With the acrimony received after writing a column about the need for civility around Maine Sen. Susan Collins, faith in humanity was restored when reading about Congressman John Lewis, a man once shunned by Republicans and degraded by President Trump for not attending Trump’s inauguration, based on his principles.

Recently, this Georgia legislator bucked the current polarization that permeates both sides of the aisle, publicly saluting an ailing Sen. Johnny Isakson, telling the crowded House; “You, Senator, led a team that could cross the aisle without compromising your values,” adding, “I will come over to meet you, brother.”

With that, he made his way to Isakson for a hug that would be inspirational to both Republicans and Democrats present. Lewis is known for his ability to cross party lines, winning the Presidential Medal of Freedom and 2016 National Book Award.

Lewis once wrote, “Hate is too heavy a burden to bear. Love is the better way.”

Therapy llamas also made the list of feel-good story lines; 300-pound llamas roaming freely through a nursing home, in search of the next “head pat” is sweet enough, but learning about a therapy llama named “Knock,” patiently waiting by a hospice patient's bed for a hand to reach out, explains why “Knock’s” owner, Carol Rutledge, said, “To be able to get through it (a session), without getting emotional, takes several visits.”

Finally, a story called “A no-brainer” asks, what prison program can turn a 50% recidivism rate into 4%?  The answer is “College Behind Bars” — something the local Maine prison system in Warren already gets. The Maine State Prison has teamed up with the University of Maine in Rockland and the results are astounding.

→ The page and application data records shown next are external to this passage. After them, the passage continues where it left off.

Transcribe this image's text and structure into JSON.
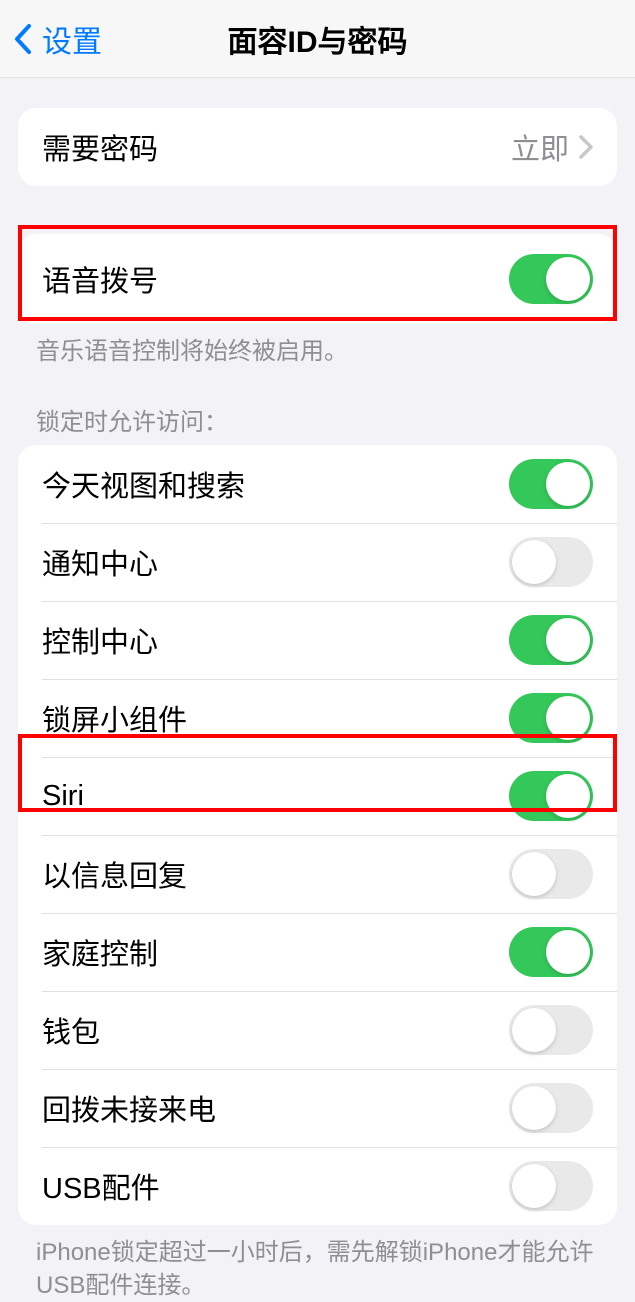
{
  "nav": {
    "back_label": "设置",
    "title": "面容ID与密码"
  },
  "require_passcode": {
    "label": "需要密码",
    "value": "立即"
  },
  "voice_dial": {
    "label": "语音拨号",
    "on": true,
    "footer": "音乐语音控制将始终被启用。"
  },
  "lock_access": {
    "header": "锁定时允许访问：",
    "items": [
      {
        "label": "今天视图和搜索",
        "on": true
      },
      {
        "label": "通知中心",
        "on": false
      },
      {
        "label": "控制中心",
        "on": true
      },
      {
        "label": "锁屏小组件",
        "on": true
      },
      {
        "label": "Siri",
        "on": true
      },
      {
        "label": "以信息回复",
        "on": false
      },
      {
        "label": "家庭控制",
        "on": true
      },
      {
        "label": "钱包",
        "on": false
      },
      {
        "label": "回拨未接来电",
        "on": false
      },
      {
        "label": "USB配件",
        "on": false
      }
    ],
    "footer": "iPhone锁定超过一小时后，需先解锁iPhone才能允许USB配件连接。"
  }
}
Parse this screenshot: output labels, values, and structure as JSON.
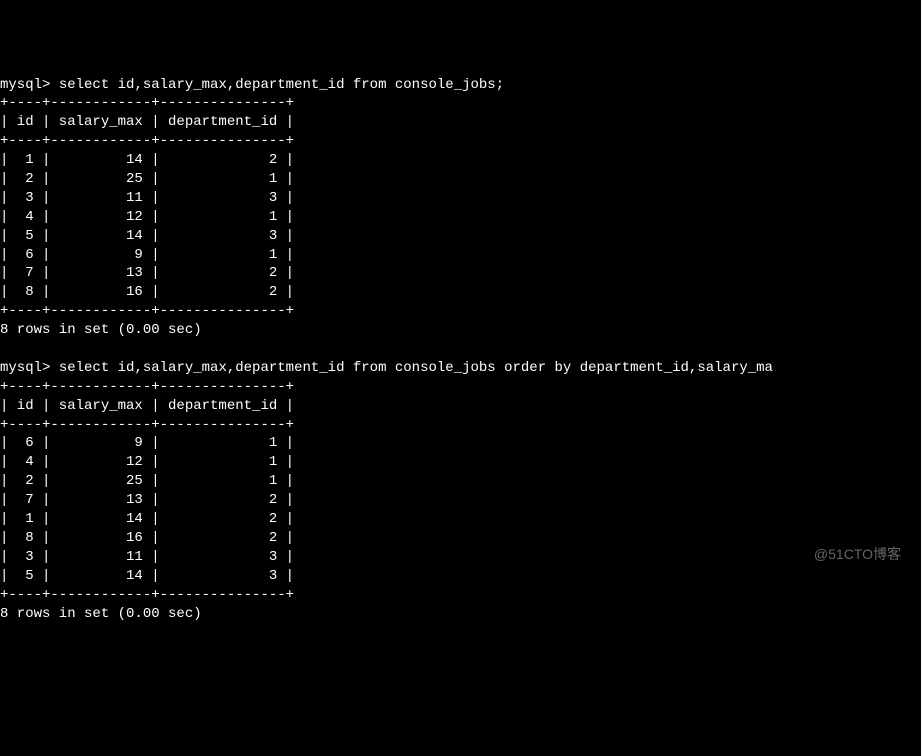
{
  "prompt": "mysql>",
  "query1": {
    "sql": "select id,salary_max,department_id from console_jobs;",
    "columns": [
      "id",
      "salary_max",
      "department_id"
    ],
    "rows": [
      {
        "id": 1,
        "salary_max": 14,
        "department_id": 2
      },
      {
        "id": 2,
        "salary_max": 25,
        "department_id": 1
      },
      {
        "id": 3,
        "salary_max": 11,
        "department_id": 3
      },
      {
        "id": 4,
        "salary_max": 12,
        "department_id": 1
      },
      {
        "id": 5,
        "salary_max": 14,
        "department_id": 3
      },
      {
        "id": 6,
        "salary_max": 9,
        "department_id": 1
      },
      {
        "id": 7,
        "salary_max": 13,
        "department_id": 2
      },
      {
        "id": 8,
        "salary_max": 16,
        "department_id": 2
      }
    ],
    "footer": "8 rows in set (0.00 sec)"
  },
  "query2": {
    "sql": "select id,salary_max,department_id from console_jobs order by department_id,salary_ma",
    "columns": [
      "id",
      "salary_max",
      "department_id"
    ],
    "rows": [
      {
        "id": 6,
        "salary_max": 9,
        "department_id": 1
      },
      {
        "id": 4,
        "salary_max": 12,
        "department_id": 1
      },
      {
        "id": 2,
        "salary_max": 25,
        "department_id": 1
      },
      {
        "id": 7,
        "salary_max": 13,
        "department_id": 2
      },
      {
        "id": 1,
        "salary_max": 14,
        "department_id": 2
      },
      {
        "id": 8,
        "salary_max": 16,
        "department_id": 2
      },
      {
        "id": 3,
        "salary_max": 11,
        "department_id": 3
      },
      {
        "id": 5,
        "salary_max": 14,
        "department_id": 3
      }
    ],
    "footer": "8 rows in set (0.00 sec)"
  },
  "watermark": "@51CTO博客",
  "widths": {
    "id": 4,
    "salary_max": 12,
    "department_id": 15
  }
}
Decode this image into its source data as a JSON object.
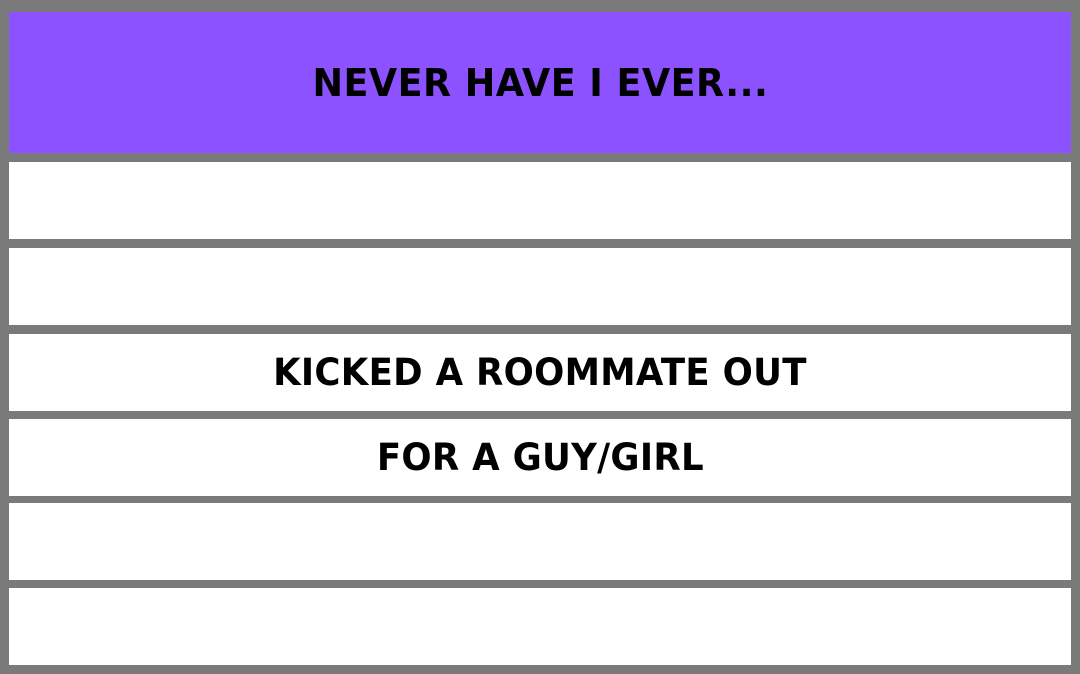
{
  "colors": {
    "header_background": "#8c52ff",
    "row_background": "#ffffff",
    "border": "#7a7a7a",
    "text": "#000000"
  },
  "header": {
    "title": "NEVER HAVE I EVER..."
  },
  "rows": [
    {
      "text": ""
    },
    {
      "text": ""
    },
    {
      "text": "KICKED A ROOMMATE OUT"
    },
    {
      "text": "FOR A GUY/GIRL"
    },
    {
      "text": ""
    },
    {
      "text": ""
    }
  ]
}
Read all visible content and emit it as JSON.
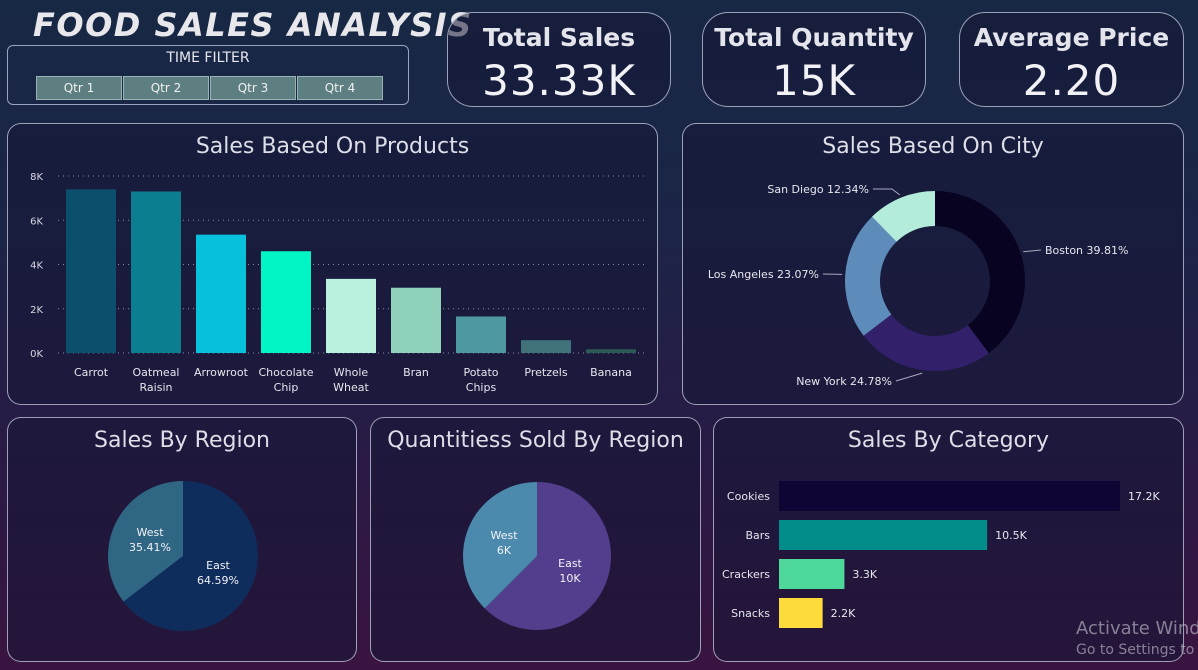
{
  "title": "FOOD SALES ANALYSIS",
  "time_filter": {
    "label": "TIME FILTER",
    "options": [
      "Qtr 1",
      "Qtr 2",
      "Qtr 3",
      "Qtr 4"
    ]
  },
  "kpis": [
    {
      "label": "Total Sales",
      "value": "33.33K"
    },
    {
      "label": "Total Quantity",
      "value": "15K"
    },
    {
      "label": "Average Price",
      "value": "2.20"
    }
  ],
  "colors": {
    "carrot": "#0b4f6c",
    "oatmeal": "#0b7f8f",
    "arrowroot": "#08c1dc",
    "chocolate": "#00f5c4",
    "whole_wheat": "#b9f0de",
    "bran": "#8fd1bb",
    "potato": "#4e99a0",
    "pretzels": "#3f7379",
    "banana": "#2c5a55"
  },
  "products_chart": {
    "title": "Sales Based On Products",
    "chart_data": {
      "type": "bar",
      "categories": [
        "Carrot",
        "Oatmeal Raisin",
        "Arrowroot",
        "Chocolate Chip",
        "Whole Wheat",
        "Bran",
        "Potato Chips",
        "Pretzels",
        "Banana"
      ],
      "category_lines": [
        [
          "Carrot"
        ],
        [
          "Oatmeal",
          "Raisin"
        ],
        [
          "Arrowroot"
        ],
        [
          "Chocolate",
          "Chip"
        ],
        [
          "Whole",
          "Wheat"
        ],
        [
          "Bran"
        ],
        [
          "Potato",
          "Chips"
        ],
        [
          "Pretzels"
        ],
        [
          "Banana"
        ]
      ],
      "values": [
        7400,
        7300,
        5350,
        4600,
        3350,
        2950,
        1650,
        580,
        170
      ],
      "colors": [
        "#0b4f6c",
        "#0b7f8f",
        "#08c1dc",
        "#00f5c4",
        "#b9f0de",
        "#8fd1bb",
        "#4e99a0",
        "#3f7379",
        "#2c5a55"
      ],
      "yticks": [
        "0K",
        "2K",
        "4K",
        "6K",
        "8K"
      ],
      "ylim": [
        0,
        8000
      ],
      "grid": true
    }
  },
  "city_chart": {
    "title": "Sales Based On City",
    "chart_data": {
      "type": "pie",
      "donut": true,
      "labels": [
        "Boston",
        "New York",
        "Los Angeles",
        "San Diego"
      ],
      "values": [
        39.81,
        24.78,
        23.07,
        12.34
      ],
      "display": [
        "Boston 39.81%",
        "New York 24.78%",
        "Los Angeles 23.07%",
        "San Diego 12.34%"
      ],
      "colors": [
        "#070320",
        "#33206a",
        "#5d8cba",
        "#b4ecdc"
      ]
    }
  },
  "region_sales_chart": {
    "title": "Sales By Region",
    "chart_data": {
      "type": "pie",
      "labels": [
        "East",
        "West"
      ],
      "values": [
        64.59,
        35.41
      ],
      "display": [
        "64.59%",
        "35.41%"
      ],
      "colors": [
        "#0f2d5c",
        "#2e6683"
      ]
    }
  },
  "region_qty_chart": {
    "title": "Quantitiess Sold By Region",
    "chart_data": {
      "type": "pie",
      "labels": [
        "East",
        "West"
      ],
      "values": [
        10,
        6
      ],
      "display": [
        "10K",
        "6K"
      ],
      "colors": [
        "#523e8c",
        "#4b89ad"
      ]
    }
  },
  "category_chart": {
    "title": "Sales By Category",
    "chart_data": {
      "type": "bar",
      "orientation": "horizontal",
      "categories": [
        "Cookies",
        "Bars",
        "Crackers",
        "Snacks"
      ],
      "values": [
        17200,
        10500,
        3300,
        2200
      ],
      "display": [
        "17.2K",
        "10.5K",
        "3.3K",
        "2.2K"
      ],
      "colors": [
        "#0f0535",
        "#028c8a",
        "#4fd89b",
        "#fddb3a"
      ]
    }
  },
  "watermark": {
    "line1": "Activate Wind",
    "line2": "Go to Settings to a"
  }
}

A while back, I was invited to lecture. What I saw was amazing — students fully engaged and a teacher who wanted to be there; mutual respect, the catalyst for success.

Mother Jones shares the point from this Washington Post article that correction departments would save money, in the long run, by adding to these programs and creating more opportunities. However, much of the public remains caught up in a punitive attitude that is clearly counter-productive.

They end the summary asking, “What’s more corrective than learning?”

***

“Ideologies separate us. Dreams and anguish bring us together.” — Eugene Ionesco, playwright (1909-1994)

 

Comments (1)
Posted by: Richard McKusic, Sr. | Dec 05, 2019 11:29

"Mutual respect, the catalyst for success." Y E S  !!!



If you wish to comment, please login.